On May 8, 1899, Raphael undertook another pastoral tour out of the “Mother of Churches,” St. Nicholas Church in New York and back again to it enlarging his communities and reaching out the scattered flock in so expansive a country. In the course of six months Raphael visited forth-three cities and towns, in fourteen states: New York, Georgia, District of Columbus, Massachusetts, Ohio, Michigan, Indiana, Illinois, Wisconsin, Minnesota, Nebraska, Iowa, Kentucky, and Pennsylvania, hearing confessions and giving communion to six hundred fifty persons, baptizing ninety-eight souls, performing seventy-three weddings, celebrating forty-five Divine Liturgies, and delivering forty-five sermons. While his primary mission was to the Orthodox Arabs, he denied his ministrations to no one; Arabs and non-Arabs, Orthodox and non-Orthodox, Christians and non-Christians all attended his services. His journey ended on November 20, 1899.

He was pastor and father to all. His sheep knew his voice, his sons and daughters recognized his love, compassion and tenderness. He was a father more than a chief and a servant more than a master. The following is one of the many recalls that show his closeness to his people: On Tuesday, September 19, 1899, he arrived in Kearney, NE, at midnight eight and a half hours later than scheduled; nevertheless, nearly the entire Arab community was still gathered at the station to greet him.

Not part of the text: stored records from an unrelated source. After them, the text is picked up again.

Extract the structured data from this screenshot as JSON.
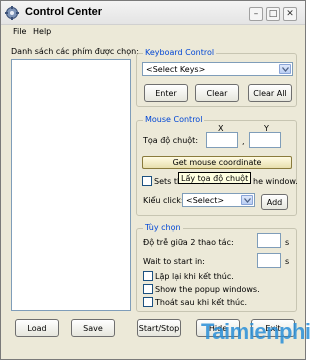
{
  "window": {
    "title": "Control Center",
    "icons": {
      "app": "gear-icon",
      "minimize": "minimize-icon",
      "maximize": "maximize-icon",
      "close": "close-icon"
    }
  },
  "menu": {
    "file": "File",
    "help": "Help"
  },
  "keys_list": {
    "label": "Danh sách các phím được chọn:"
  },
  "keyboard": {
    "title": "Keyboard Control",
    "select_value": "<Select Keys>",
    "enter": "Enter",
    "clear": "Clear",
    "clear_all": "Clear All"
  },
  "mouse": {
    "title": "Mouse Control",
    "coord_label": "Tọa độ chuột:",
    "x_label": "X",
    "y_label": "Y",
    "separator": ",",
    "x_value": "",
    "y_value": "",
    "get_coord": "Get mouse coordinate",
    "tooltip": "Lấy tọa độ chuột",
    "sets_label_left": "Sets the",
    "sets_label_right": "he window.",
    "click_label": "Kiểu click:",
    "click_value": "<Select>",
    "add": "Add"
  },
  "options": {
    "title": "Tùy chọn",
    "delay_label": "Độ trễ giữa 2 thao tác:",
    "delay_unit": "s",
    "delay_value": "",
    "wait_label": "Wait to start in:",
    "wait_unit": "s",
    "wait_value": "",
    "repeat_label": "Lặp lại khi kết thúc.",
    "popup_label": "Show the popup windows.",
    "exit_label": "Thoát sau khi kết thúc."
  },
  "footer": {
    "load": "Load",
    "save": "Save",
    "start_stop": "Start/Stop",
    "hide": "Hide",
    "exit": "Exit"
  },
  "watermark": {
    "text": "Taimienphi"
  },
  "colors": {
    "group_title": "#0046d5",
    "background": "#ece9d8",
    "watermark": "#2a8fd8"
  }
}
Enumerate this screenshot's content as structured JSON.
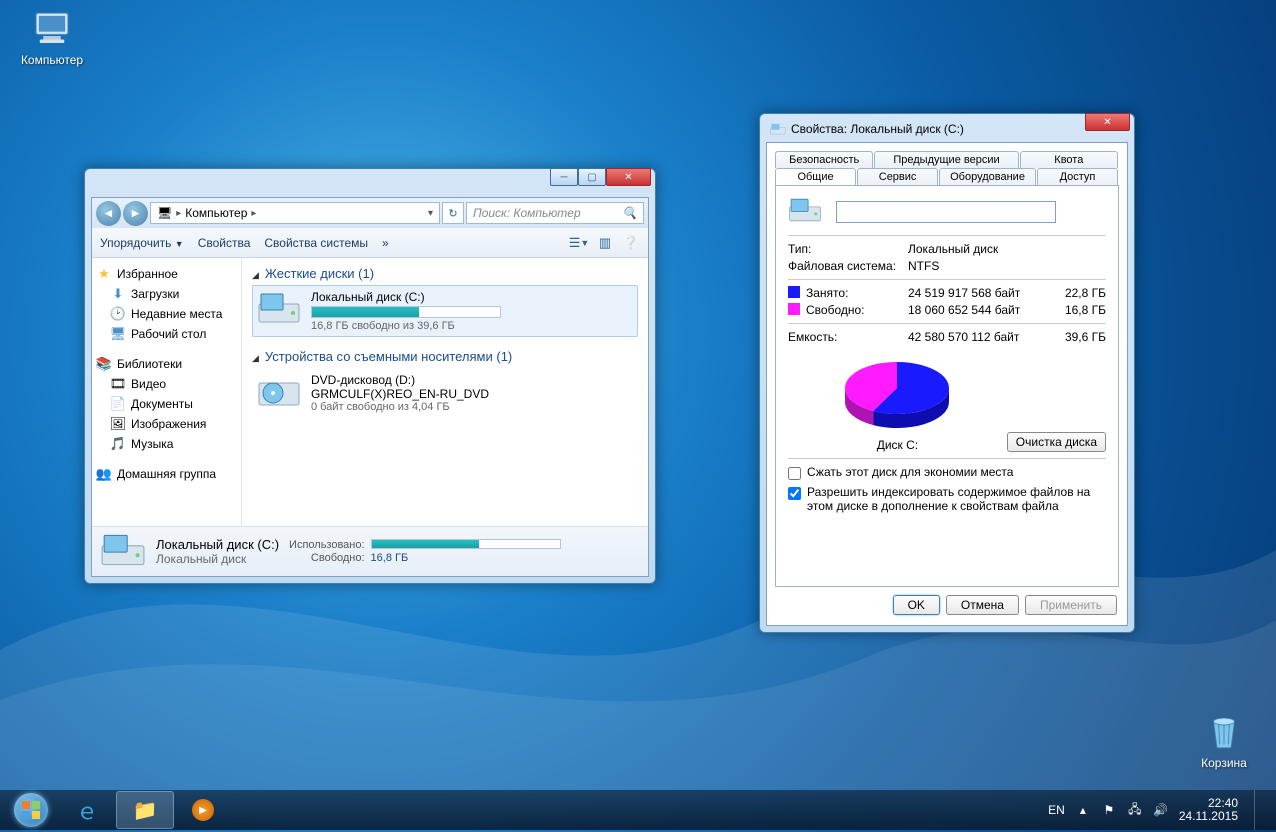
{
  "desktop": {
    "computer_label": "Компьютер",
    "trash_label": "Корзина"
  },
  "explorer": {
    "breadcrumb_root": "Компьютер",
    "search_placeholder": "Поиск: Компьютер",
    "toolbar": {
      "organize": "Упорядочить",
      "properties": "Свойства",
      "sysprops": "Свойства системы",
      "overflow": "»"
    },
    "sidebar": {
      "favorites": "Избранное",
      "downloads": "Загрузки",
      "recent": "Недавние места",
      "desktop": "Рабочий стол",
      "libraries": "Библиотеки",
      "video": "Видео",
      "documents": "Документы",
      "pictures": "Изображения",
      "music": "Музыка",
      "homegroup": "Домашняя группа"
    },
    "sections": {
      "hdd_header": "Жесткие диски (1)",
      "removable_header": "Устройства со съемными носителями (1)"
    },
    "drives": {
      "c_name": "Локальный диск (C:)",
      "c_free": "16,8 ГБ свободно из 39,6 ГБ",
      "c_fill_percent": 57,
      "d_name": "DVD-дисковод (D:)",
      "d_vol": "GRMCULF(X)REO_EN-RU_DVD",
      "d_free": "0 байт свободно из 4,04 ГБ"
    },
    "details": {
      "title": "Локальный диск (C:)",
      "type": "Локальный диск",
      "used_label": "Использовано:",
      "free_label": "Свободно:",
      "free_val": "16,8 ГБ",
      "bar_fill_percent": 57
    }
  },
  "props": {
    "title": "Свойства: Локальный диск (C:)",
    "tabs_row1": {
      "security": "Безопасность",
      "prev": "Предыдущие версии",
      "quota": "Квота"
    },
    "tabs_row2": {
      "general": "Общие",
      "service": "Сервис",
      "hardware": "Оборудование",
      "access": "Доступ"
    },
    "type_label": "Тип:",
    "type_val": "Локальный диск",
    "fs_label": "Файловая система:",
    "fs_val": "NTFS",
    "used_label": "Занято:",
    "used_bytes": "24 519 917 568 байт",
    "used_gb": "22,8 ГБ",
    "free_label": "Свободно:",
    "free_bytes": "18 060 652 544 байт",
    "free_gb": "16,8 ГБ",
    "cap_label": "Емкость:",
    "cap_bytes": "42 580 570 112 байт",
    "cap_gb": "39,6 ГБ",
    "pie_label": "Диск C:",
    "cleanup": "Очистка диска",
    "compress": "Сжать этот диск для экономии места",
    "index": "Разрешить индексировать содержимое файлов на этом диске в дополнение к свойствам файла",
    "ok": "OK",
    "cancel": "Отмена",
    "apply": "Применить",
    "volume_name": ""
  },
  "taskbar": {
    "lang": "EN",
    "time": "22:40",
    "date": "24.11.2015"
  },
  "chart_data": {
    "type": "pie",
    "title": "Диск C:",
    "series": [
      {
        "name": "Занято",
        "value": 24519917568,
        "color": "#1a1aff",
        "label": "22,8 ГБ"
      },
      {
        "name": "Свободно",
        "value": 18060652544,
        "color": "#ff1aff",
        "label": "16,8 ГБ"
      }
    ],
    "total": 42580570112
  }
}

During the open coach ride to the home in which he was to stay, Raphael caught cold, but still stayed up until 4:00 A.M., talking with the people. In the morning he was too exhausted to serve Liturgy, so he substituted the Typica service. By evening he felt stronger, and set out in the company of fifteen Arabs by buckboard to visit an outlying ranch. They sang church hymns and folk songs the whole way, and arrived at 1:00 A.M. The host kissed the ground in front of Raphael, then his feet and hands. Raphael was greatly touched by this display. The man’s wife was also very happy finally to have the opportunity to confess her sins and see her four children baptized. Raphael slept on their small divan (while the rest of the party spread out on chairs and the floor). In the morning they celebrated Orthros, blessed water to sanctify the cabin and the rest of the property. In the evening they returned to Kearney; the remaining ranchers gathered there to meet him.”

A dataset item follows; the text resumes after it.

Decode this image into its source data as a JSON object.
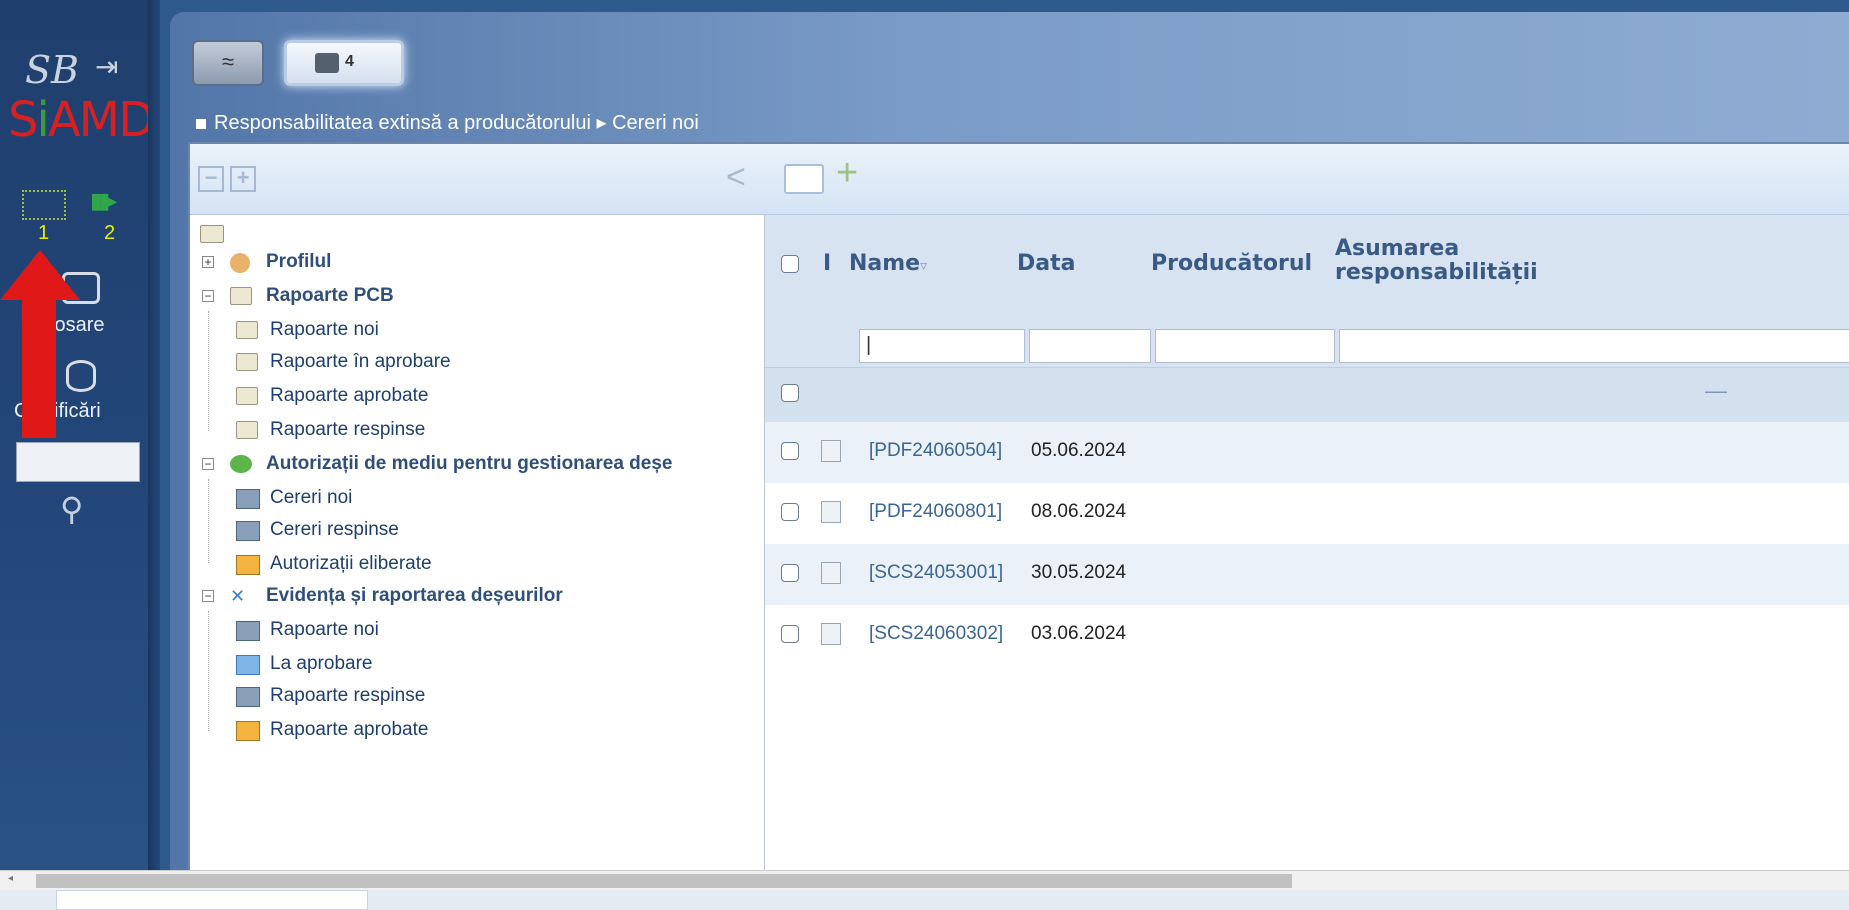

On January 30, 1902, Raphael departed New York for Mexico upon invitations from the many Orthodox Arabs, who immigrated to that country and were living without a priest to care for them, who learned about Raphael from Deacon Nifon Shoohy who left his work in New York and went to Mexico in October, 1900. During his visit Raphael celebrated Divine Liturgies and performed many sacraments and church services to several hundred local Arab-Orthodox and a large number of Non-Orthodox and Mexican nationals attended those services. Raphael found that Catholicism was practiced there very superficially. The Mexican men felt that attending church services was unmanly – even shameful. Disbelief was widespread. The Mexican Republic had placed burdensome restrictions on the Roman Catholic clergy, and a nationalistic Old Catholic Church was competing for souls. The Arab Christians living in that country requested the establishment of an Orthodox community. Raphael agreeing with them and believing that the entire Yucatan was ripe for Orthodox Missionary work, established the first Arab Orthodox community in Mexico, but he was unable to assign a priest to serve that community until 1909. Raphael ended his visit, heading to New York on March 2.

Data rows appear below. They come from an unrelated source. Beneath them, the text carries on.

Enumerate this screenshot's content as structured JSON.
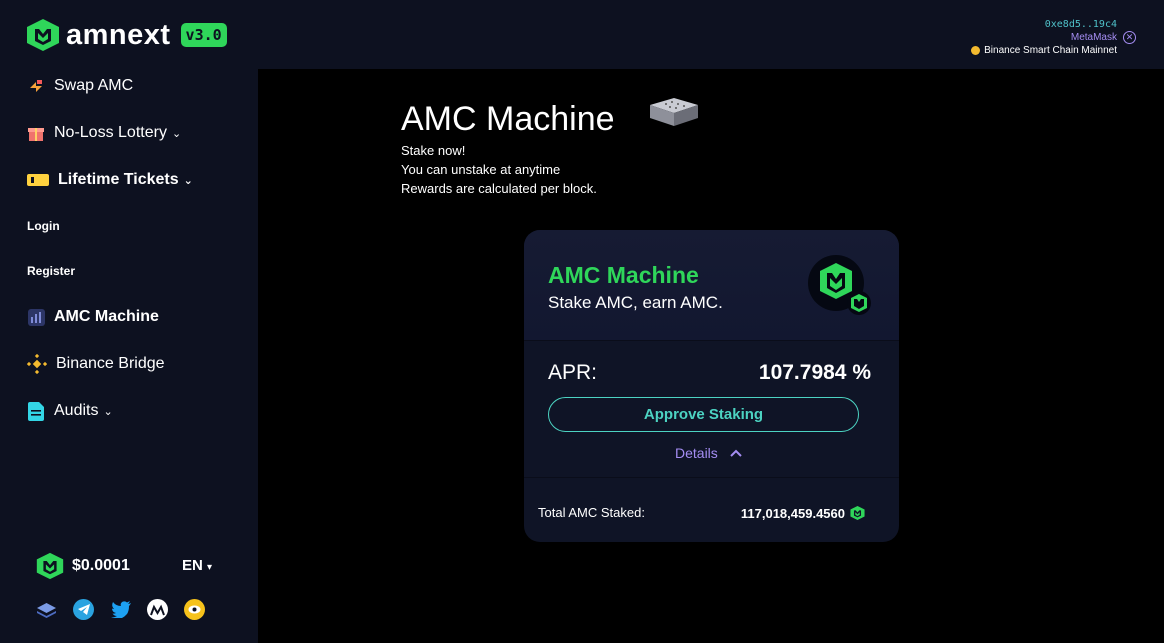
{
  "brand": {
    "name": "amnext",
    "version": "v3.0",
    "accent": "#2fd65a"
  },
  "wallet": {
    "address": "0xe8d5..19c4",
    "provider": "MetaMask",
    "network": "Binance Smart Chain Mainnet"
  },
  "sidebar": {
    "items": [
      {
        "label": "Swap AMC",
        "icon": "swap-icon"
      },
      {
        "label": "No-Loss Lottery",
        "icon": "gift-icon"
      },
      {
        "label": "Lifetime Tickets",
        "icon": "ticket-icon"
      },
      {
        "label": "Login"
      },
      {
        "label": "Register"
      },
      {
        "label": "AMC Machine",
        "icon": "bar-chart-icon"
      },
      {
        "label": "Binance Bridge",
        "icon": "binance-icon"
      },
      {
        "label": "Audits",
        "icon": "document-icon"
      }
    ],
    "price": "$0.0001",
    "language": "EN"
  },
  "hero": {
    "title": "AMC Machine",
    "lines": [
      "Stake now!",
      "You can unstake at anytime",
      "Rewards are calculated per block."
    ]
  },
  "card": {
    "title": "AMC Machine",
    "subtitle": "Stake AMC, earn AMC.",
    "apr_label": "APR:",
    "apr_value": "107.7984 %",
    "approve_label": "Approve Staking",
    "details_label": "Details",
    "total_label": "Total AMC Staked:",
    "total_value": "117,018,459.4560"
  }
}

In a short time Raphael’s own shepherd, Archbishop Tikhon, who succeeded Archbishop Nicholas, reasoned that the hand which took such good and loving care of the Orthodox Syrian parishes in North America was indeed worthy of holding the archpastoral staff. Therefore, early in the twentieth century the Russian Holy Synod, upon the nomination of Archbishop Tikhon, elected Archimandrite Raphael Hawaweeny for consecration as the Syro-Arab-American community’s own bishop. On March 12, 1904, the New World was blessed for the first time with the rite of the consecration of an Orthodox Bishop, in St. Nicholas Church, now located in Brooklyn. Following the consecration Bishop Raphael continued his work among the Orthodox Syrians, ordaining priests and assigning them to the Syrian communities and helping Archbishop Tikhon to administer the North American Diocese. Bishop Raphael established his episcopal residence near his cathedral “St. Nicholas,” on Pacific St. in Brooklyn, NY.

Raphael’s love for ministry to all Syrian Arabs in general and especially for the Orthodox who were spread across North America, gave rise to Al-Kalimat, which would serve as the official publication of his diocese. Since Raphael realized he was unable to preach everywhere in person (yet he confessed that “those far away have the same right to hear the Word of God as their brothers in New York”) a print ministry was his only recourse. Al-Kalimat was to have a purely spiritual, moral and ecclesial content, in accordance with the “authority which the Lord has given me for building up and for tearing down” (11 Cor. 13:10). Through its pages Raphael sought to strengthen true religious doctrines and Christian Ethics, spread the spirit of love among all the Syrians, and described the situation of Christian nations, especially of the Orthodox in North America. He would also seek to avoid any and all fruitless or evil religious arguments, criticisms, or things that might offend any ecclesiastical or civil parties, as well as all exaggeration and “hired correspondence.” Often at his own expense it was sent to Arabic-speaking Christians across North America, Australia, Egypt, Palestine, and Syria.

Raphael conducted his affairs like a good shepherd and as one of Christ’s apostles, traveling by land and sea, crossing plains and mountains. From New York and as far west as California he had fully preached the gospel of Christ. Every year, in search of his sheep, he roamed from one region to the next. Under his care the Church flourished well and produced good fruits. His last pastoral journey began on January 26, 1914, and ended on October 29, of that year, spending the month of June at his episcopal residence. He visited twenty-four communities in twenty-one cities and towns of fifteen states of America (Massachusetts, District of Columbia, West Virginia, Mississippi, Louisiana, Texas, Alabama, Pennsylvania, Michigan, Indiana, Nebraska, Iowa, Wisconsin, Illinois, and Ohio); and three communities in Canada (Montreal and Toronto). Besides his long journeys, Raphael undertook many short visitations upon the request of the parishes to perform sacraments. Most of the time, he was accompanied by his Archdeacon Emmanuel Abo Hatab, a devoted and faithful friend.

In nineteen years Raphael crowned his pastorate with glory and honor. He never vested it in garments of shame; he occupied it in majesty and splendor; he adorned it with chastity and perfection. He placed each and every one he met and served in his journeys, within his very spirit. Every plant he planted, he watered it with his tears and sweat. He nourished his sheep with the milk of care and love. In his pastoral journeys he returned the sons of exile to the Land of Israel; he led the people of the desert into the Promised Land; and he gathered the dispersed nation under the banner of triumph. (To be continued.)

Fr. Andre’ Issa is pastor of St. George Church in Cleveland, Ohio.